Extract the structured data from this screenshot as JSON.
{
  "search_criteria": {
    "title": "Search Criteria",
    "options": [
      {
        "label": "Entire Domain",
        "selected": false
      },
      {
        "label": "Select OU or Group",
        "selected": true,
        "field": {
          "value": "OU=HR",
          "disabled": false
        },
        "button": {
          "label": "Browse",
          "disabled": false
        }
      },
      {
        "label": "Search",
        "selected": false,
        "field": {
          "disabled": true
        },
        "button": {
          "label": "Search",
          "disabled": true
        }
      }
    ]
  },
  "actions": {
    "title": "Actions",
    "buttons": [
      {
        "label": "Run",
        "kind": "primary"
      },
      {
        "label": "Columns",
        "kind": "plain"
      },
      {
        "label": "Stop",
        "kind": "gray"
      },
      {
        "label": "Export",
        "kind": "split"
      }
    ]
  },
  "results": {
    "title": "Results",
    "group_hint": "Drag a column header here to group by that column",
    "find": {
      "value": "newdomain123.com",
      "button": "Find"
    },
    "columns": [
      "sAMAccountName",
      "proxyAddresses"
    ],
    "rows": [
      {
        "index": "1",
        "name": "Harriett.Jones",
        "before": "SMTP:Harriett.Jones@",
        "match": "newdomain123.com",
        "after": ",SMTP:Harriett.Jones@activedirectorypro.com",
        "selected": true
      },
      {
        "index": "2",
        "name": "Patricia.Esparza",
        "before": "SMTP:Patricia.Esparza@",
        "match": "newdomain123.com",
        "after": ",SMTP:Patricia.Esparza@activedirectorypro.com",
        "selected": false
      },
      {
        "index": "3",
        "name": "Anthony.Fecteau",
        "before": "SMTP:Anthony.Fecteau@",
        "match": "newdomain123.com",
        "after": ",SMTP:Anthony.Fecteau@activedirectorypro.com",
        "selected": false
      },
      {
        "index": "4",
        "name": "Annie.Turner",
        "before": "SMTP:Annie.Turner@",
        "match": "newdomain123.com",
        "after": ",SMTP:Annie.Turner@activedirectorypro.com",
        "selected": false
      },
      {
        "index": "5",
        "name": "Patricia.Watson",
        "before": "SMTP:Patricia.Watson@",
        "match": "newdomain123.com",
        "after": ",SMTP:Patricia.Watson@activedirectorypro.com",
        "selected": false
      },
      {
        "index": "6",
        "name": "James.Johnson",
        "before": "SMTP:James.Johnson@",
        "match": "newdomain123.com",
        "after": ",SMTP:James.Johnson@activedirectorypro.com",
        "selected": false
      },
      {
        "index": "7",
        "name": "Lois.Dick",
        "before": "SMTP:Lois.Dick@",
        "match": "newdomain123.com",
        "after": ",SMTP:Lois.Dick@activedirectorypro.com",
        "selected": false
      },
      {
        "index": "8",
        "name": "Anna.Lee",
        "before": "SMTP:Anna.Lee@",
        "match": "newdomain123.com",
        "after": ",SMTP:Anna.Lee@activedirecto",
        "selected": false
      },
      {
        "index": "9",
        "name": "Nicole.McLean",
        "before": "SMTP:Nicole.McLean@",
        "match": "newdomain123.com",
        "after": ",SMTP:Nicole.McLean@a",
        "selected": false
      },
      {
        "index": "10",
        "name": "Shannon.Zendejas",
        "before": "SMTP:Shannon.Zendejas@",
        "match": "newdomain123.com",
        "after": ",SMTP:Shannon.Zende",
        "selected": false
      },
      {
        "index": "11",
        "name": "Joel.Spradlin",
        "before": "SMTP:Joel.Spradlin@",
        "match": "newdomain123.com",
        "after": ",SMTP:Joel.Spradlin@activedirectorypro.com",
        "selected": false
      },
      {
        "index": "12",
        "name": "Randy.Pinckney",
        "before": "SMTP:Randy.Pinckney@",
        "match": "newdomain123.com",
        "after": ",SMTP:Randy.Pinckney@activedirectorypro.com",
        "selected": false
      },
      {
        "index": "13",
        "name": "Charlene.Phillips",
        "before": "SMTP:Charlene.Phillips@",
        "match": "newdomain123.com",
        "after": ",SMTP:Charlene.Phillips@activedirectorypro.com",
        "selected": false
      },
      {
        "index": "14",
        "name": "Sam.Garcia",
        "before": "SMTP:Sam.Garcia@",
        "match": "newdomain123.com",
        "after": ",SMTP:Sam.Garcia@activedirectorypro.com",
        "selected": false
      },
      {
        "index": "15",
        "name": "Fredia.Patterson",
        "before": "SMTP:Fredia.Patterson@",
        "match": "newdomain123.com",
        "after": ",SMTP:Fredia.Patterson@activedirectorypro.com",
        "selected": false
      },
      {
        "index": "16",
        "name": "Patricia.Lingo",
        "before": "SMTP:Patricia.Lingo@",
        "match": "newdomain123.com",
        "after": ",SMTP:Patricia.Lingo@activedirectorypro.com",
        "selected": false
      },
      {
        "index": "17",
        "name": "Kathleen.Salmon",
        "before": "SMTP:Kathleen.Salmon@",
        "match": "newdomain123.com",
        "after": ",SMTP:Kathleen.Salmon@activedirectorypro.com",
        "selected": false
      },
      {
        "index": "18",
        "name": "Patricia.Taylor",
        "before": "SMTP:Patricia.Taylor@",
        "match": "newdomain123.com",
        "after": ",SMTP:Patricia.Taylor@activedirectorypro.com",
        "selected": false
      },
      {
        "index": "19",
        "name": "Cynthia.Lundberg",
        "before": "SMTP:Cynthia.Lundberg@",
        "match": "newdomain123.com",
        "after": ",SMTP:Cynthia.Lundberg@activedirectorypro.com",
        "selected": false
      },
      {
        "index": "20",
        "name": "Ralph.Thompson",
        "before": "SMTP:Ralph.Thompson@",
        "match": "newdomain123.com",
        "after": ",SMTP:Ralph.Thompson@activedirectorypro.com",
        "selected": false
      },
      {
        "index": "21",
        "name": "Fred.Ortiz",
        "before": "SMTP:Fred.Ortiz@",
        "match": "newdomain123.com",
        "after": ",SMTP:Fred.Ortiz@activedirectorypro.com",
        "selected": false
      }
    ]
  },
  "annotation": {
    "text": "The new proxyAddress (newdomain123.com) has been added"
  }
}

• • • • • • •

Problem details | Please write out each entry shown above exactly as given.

Result |
Extract the structured data from this screenshot as JSON.
{
  "search_criteria": {
    "title": "Search Criteria",
    "options": [
      {
        "label": "Entire Domain",
        "selected": false
      },
      {
        "label": "Select OU or Group",
        "selected": true,
        "field": {
          "value": "OU=HR",
          "disabled": false
        },
        "button": {
          "label": "Browse",
          "disabled": false
        }
      },
      {
        "label": "Search",
        "selected": false,
        "field": {
          "disabled": true
        },
        "button": {
          "label": "Search",
          "disabled": true
        }
      }
    ]
  },
  "actions": {
    "title": "Actions",
    "buttons": [
      {
        "label": "Run",
        "kind": "primary"
      },
      {
        "label": "Columns",
        "kind": "plain"
      },
      {
        "label": "Stop",
        "kind": "gray"
      },
      {
        "label": "Export",
        "kind": "split"
      }
    ]
  },
  "results": {
    "title": "Results",
    "group_hint": "Drag a column header here to group by that column",
    "find": {
      "value": "newdomain123.com",
      "button": "Find"
    },
    "columns": [
      "sAMAccountName",
      "proxyAddresses"
    ],
    "rows": [
      {
        "index": "1",
        "name": "Harriett.Jones",
        "before": "SMTP:Harriett.Jones@",
        "match": "newdomain123.com",
        "after": ",SMTP:Harriett.Jones@activedirectorypro.com",
        "selected": true
      },
      {
        "index": "2",
        "name": "Patricia.Esparza",
        "before": "SMTP:Patricia.Esparza@",
        "match": "newdomain123.com",
        "after": ",SMTP:Patricia.Esparza@activedirectorypro.com",
        "selected": false
      },
      {
        "index": "3",
        "name": "Anthony.Fecteau",
        "before": "SMTP:Anthony.Fecteau@",
        "match": "newdomain123.com",
        "after": ",SMTP:Anthony.Fecteau@activedirectorypro.com",
        "selected": false
      },
      {
        "index": "4",
        "name": "Annie.Turner",
        "before": "SMTP:Annie.Turner@",
        "match": "newdomain123.com",
        "after": ",SMTP:Annie.Turner@activedirectorypro.com",
        "selected": false
      },
      {
        "index": "5",
        "name": "Patricia.Watson",
        "before": "SMTP:Patricia.Watson@",
        "match": "newdomain123.com",
        "after": ",SMTP:Patricia.Watson@activedirectorypro.com",
        "selected": false
      },
      {
        "index": "6",
        "name": "James.Johnson",
        "before": "SMTP:James.Johnson@",
        "match": "newdomain123.com",
        "after": ",SMTP:James.Johnson@activedirectorypro.com",
        "selected": false
      },
      {
        "index": "7",
        "name": "Lois.Dick",
        "before": "SMTP:Lois.Dick@",
        "match": "newdomain123.com",
        "after": ",SMTP:Lois.Dick@activedirectorypro.com",
        "selected": false
      },
      {
        "index": "8",
        "name": "Anna.Lee",
        "before": "SMTP:Anna.Lee@",
        "match": "newdomain123.com",
        "after": ",SMTP:Anna.Lee@activedirecto",
        "selected": false
      },
      {
        "index": "9",
        "name": "Nicole.McLean",
        "before": "SMTP:Nicole.McLean@",
        "match": "newdomain123.com",
        "after": ",SMTP:Nicole.McLean@a",
        "selected": false
      },
      {
        "index": "10",
        "name": "Shannon.Zendejas",
        "before": "SMTP:Shannon.Zendejas@",
        "match": "newdomain123.com",
        "after": ",SMTP:Shannon.Zende",
        "selected": false
      },
      {
        "index": "11",
        "name": "Joel.Spradlin",
        "before": "SMTP:Joel.Spradlin@",
        "match": "newdomain123.com",
        "after": ",SMTP:Joel.Spradlin@activedirectorypro.com",
        "selected": false
      },
      {
        "index": "12",
        "name": "Randy.Pinckney",
        "before": "SMTP:Randy.Pinckney@",
        "match": "newdomain123.com",
        "after": ",SMTP:Randy.Pinckney@activedirectorypro.com",
        "selected": false
      },
      {
        "index": "13",
        "name": "Charlene.Phillips",
        "before": "SMTP:Charlene.Phillips@",
        "match": "newdomain123.com",
        "after": ",SMTP:Charlene.Phillips@activedirectorypro.com",
        "selected": false
      },
      {
        "index": "14",
        "name": "Sam.Garcia",
        "before": "SMTP:Sam.Garcia@",
        "match": "newdomain123.com",
        "after": ",SMTP:Sam.Garcia@activedirectorypro.com",
        "selected": false
      },
      {
        "index": "15",
        "name": "Fredia.Patterson",
        "before": "SMTP:Fredia.Patterson@",
        "match": "newdomain123.com",
        "after": ",SMTP:Fredia.Patterson@activedirectorypro.com",
        "selected": false
      },
      {
        "index": "16",
        "name": "Patricia.Lingo",
        "before": "SMTP:Patricia.Lingo@",
        "match": "newdomain123.com",
        "after": ",SMTP:Patricia.Lingo@activedirectorypro.com",
        "selected": false
      },
      {
        "index": "17",
        "name": "Kathleen.Salmon",
        "before": "SMTP:Kathleen.Salmon@",
        "match": "newdomain123.com",
        "after": ",SMTP:Kathleen.Salmon@activedirectorypro.com",
        "selected": false
      },
      {
        "index": "18",
        "name": "Patricia.Taylor",
        "before": "SMTP:Patricia.Taylor@",
        "match": "newdomain123.com",
        "after": ",SMTP:Patricia.Taylor@activedirectorypro.com",
        "selected": false
      },
      {
        "index": "19",
        "name": "Cynthia.Lundberg",
        "before": "SMTP:Cynthia.Lundberg@",
        "match": "newdomain123.com",
        "after": ",SMTP:Cynthia.Lundberg@activedirectorypro.com",
        "selected": false
      },
      {
        "index": "20",
        "name": "Ralph.Thompson",
        "before": "SMTP:Ralph.Thompson@",
        "match": "newdomain123.com",
        "after": ",SMTP:Ralph.Thompson@activedirectorypro.com",
        "selected": false
      },
      {
        "index": "21",
        "name": "Fred.Ortiz",
        "before": "SMTP:Fred.Ortiz@",
        "match": "newdomain123.com",
        "after": ",SMTP:Fred.Ortiz@activedirectorypro.com",
        "selected": false
      }
    ]
  },
  "annotation": {
    "text": "The new proxyAddress (newdomain123.com) has been added"
  }
}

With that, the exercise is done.